Bastide, the West Hollywood bastion of fine French fare, has taken a tumble.
Having earned a rare four-star rating from the Los Angeles Times last year, what was arguably the best restaurant in the region came down several notches last week when Times restaurant critic S. Irene Virbila panned the work of new chef Ludovic Lefebvre and dropped Bastide to a single star (the same rating as Morton’s, The Steakhouse).
Virbila’s lengthy review described less a dining experience than an assault on her palate. A soup with chanterelle mushrooms was “tongue-numbingly bitter, its intensity punishing, the gastronomic equivalent of body piercing,” with licorice and coffee flavors so overpowering she felt as if she’d “been mugged.”
A foie gras dish fared no better. Served on a brioche, the appetizer’s accompaniments “were so sweet, it made me want to scrub off my piece of foie gras like a raccoon before eating it,” she wrote.
In fact, much of Virbila’s criticism centered on a “sweetness that is unrelenting” in nearly every dish.
While it is not unusual for restaurant ratings to fluctuate, such a drastic demotion is practically unheard of.
“You hear about a restaurant whose glory fades and they lose a star here or there, but to lose three out of four is fairly substantial,” said Randall Hiatt, president of Fessel International, a restaurant consultancy in Costa Mesa.
What impact the review will have on Bastide’s business, where a couple can easily spend upwards of $400 on a meal and wine, remains to be seen, but Hiatt and others point out that the well-heeled restaurant-goers patronizing Bastide are also likely to be reading Virbila’s reviews.
“With restaurants like that, probably 80 percent of the people go for the food and those are the people who are going to be swayed negatively by the review,” Hiatt said. “The L.A. Times is a pretty powerful voice in this market.”
Several restaurants panned by Virbila over the years still manage to score well in the Zagat Survey (where customers get to vote), including Matsuhisa in Beverly Hills and Bistro 45 and the Parkway Grill, both in Pasadena.
But the critic’s comments might have ushered the end of at least one establishment. Virbila’s 1995 pan of La Veranda in Beverly Hills kept diners away in droves, and less than a year later owner David Slay sold it.
Slay, who still lives in L.A. but spends a good deal of time on restaurant projects in his native Missouri, was unequivocal in blaming Virbila for the restaurant closing.

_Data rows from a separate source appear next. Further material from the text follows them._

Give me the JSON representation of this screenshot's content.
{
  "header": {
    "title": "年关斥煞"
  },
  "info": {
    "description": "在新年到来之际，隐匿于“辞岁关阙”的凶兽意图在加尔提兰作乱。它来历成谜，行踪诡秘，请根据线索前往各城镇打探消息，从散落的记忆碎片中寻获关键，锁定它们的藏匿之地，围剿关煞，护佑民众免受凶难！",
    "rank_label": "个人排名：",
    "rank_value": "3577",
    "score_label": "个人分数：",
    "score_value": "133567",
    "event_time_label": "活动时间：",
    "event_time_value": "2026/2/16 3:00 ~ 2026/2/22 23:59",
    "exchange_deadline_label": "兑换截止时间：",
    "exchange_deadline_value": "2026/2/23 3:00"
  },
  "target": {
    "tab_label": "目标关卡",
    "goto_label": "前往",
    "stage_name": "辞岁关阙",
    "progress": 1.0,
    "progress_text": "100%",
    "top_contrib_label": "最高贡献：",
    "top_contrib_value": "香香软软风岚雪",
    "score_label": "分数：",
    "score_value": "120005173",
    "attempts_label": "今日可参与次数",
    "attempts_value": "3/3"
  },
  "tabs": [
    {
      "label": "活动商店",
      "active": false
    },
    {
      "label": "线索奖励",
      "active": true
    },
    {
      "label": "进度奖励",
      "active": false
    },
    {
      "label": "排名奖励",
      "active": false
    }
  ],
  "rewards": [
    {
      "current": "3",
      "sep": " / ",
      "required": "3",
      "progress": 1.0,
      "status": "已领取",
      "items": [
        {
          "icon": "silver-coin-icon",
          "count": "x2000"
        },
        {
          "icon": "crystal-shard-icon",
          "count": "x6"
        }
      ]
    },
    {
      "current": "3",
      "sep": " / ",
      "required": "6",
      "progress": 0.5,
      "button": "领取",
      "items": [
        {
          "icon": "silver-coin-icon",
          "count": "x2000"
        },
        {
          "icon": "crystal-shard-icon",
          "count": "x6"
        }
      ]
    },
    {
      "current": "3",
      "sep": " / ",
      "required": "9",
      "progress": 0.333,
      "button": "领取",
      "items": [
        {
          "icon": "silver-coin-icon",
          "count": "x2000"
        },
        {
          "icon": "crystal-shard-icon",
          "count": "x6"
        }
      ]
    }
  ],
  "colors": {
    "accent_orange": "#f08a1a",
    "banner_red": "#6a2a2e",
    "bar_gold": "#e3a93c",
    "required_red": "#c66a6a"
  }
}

The review came out on a Sunday morning, he said, and by the time he got into work that day, the calls were already coming in from people canceling dinner reservations.
“It was devastating,” said Slay. “Business literally dropped every day. I thought we had a good, loyal clientele, but it was over with quickly.”
Business declined by more than 50 percent and within five months he had closed the restaurant.
Bastide is owned by commercial director Joe Pytka, who declined through a spokeswoman to be interviewed. The restaurant earned its four-star rating in February 2003 under renowned Chef Alain Giraud.
Giraud spent more than a decade as chef de cuisine at the now-shuttered Citrus before becoming chef at Lavande in the Loews Santa Monica Beach Hotel. After meeting the deep-pocketed Pytka, he left Lavande in 2000 and spent three years developing Bastide.
Despite the restaurant’s four-star rating, Pytka decided that the elegant cuisine needed some livening up and, to the shock of many foodies, he dismissed Giraud in the spring. He snatched Lefebvre from what would have been Ludo at Starwood Hotels & Resorts’ W Hotel in Westwood. (A restaurant called 9 Thirty is opening in Ludo’s place.)
The 33-year-old Lefebvre, who joined Bastide in July, did not return calls, but Donato Poto, Bastide’s general manager, said of the review: “Everyone is doing their job. She is doing hers and we’re doing ours.” He declined further comment.
Restaurant owners sometimes go to extremes in response to reviews. Earlier this year, Texas restaurateur Phil Romano sued the Dallas Morning News after a positive review of his Il Mulino New York. Romano alleged that the reviewer made errors such as claiming that a dish “whispered of gorgonzola” when none was used. The suit is still pending.
After the Mobil Travel Guide dropped Philadelphia’s Le Bec-Fin to four from five stars in 2000, chef/owner Georges Perrier invested $500,000 on renovations and went through several chef changes before regaining the fifth star two years later. (Pytka has just lured Le Bec-Fin’s sommelier to oversee his vaunted cellar of French wines.)
If anyone is breathing a sign of relief as a result of the dustup, it may be Innovative Dining Group, which was set to install Lefebvre at the W. But IDG partner Lee Maen said he didn’t feel like he dodged a bullet.
Bastide’s French cuisine differs from the concept IDG was developing, Maen said. “We’re not chef-driven. We, as owners, have a lot to say about what’s on our plates, and what’s on our plates are things we like. No one goes off in a strange direction not that he did.”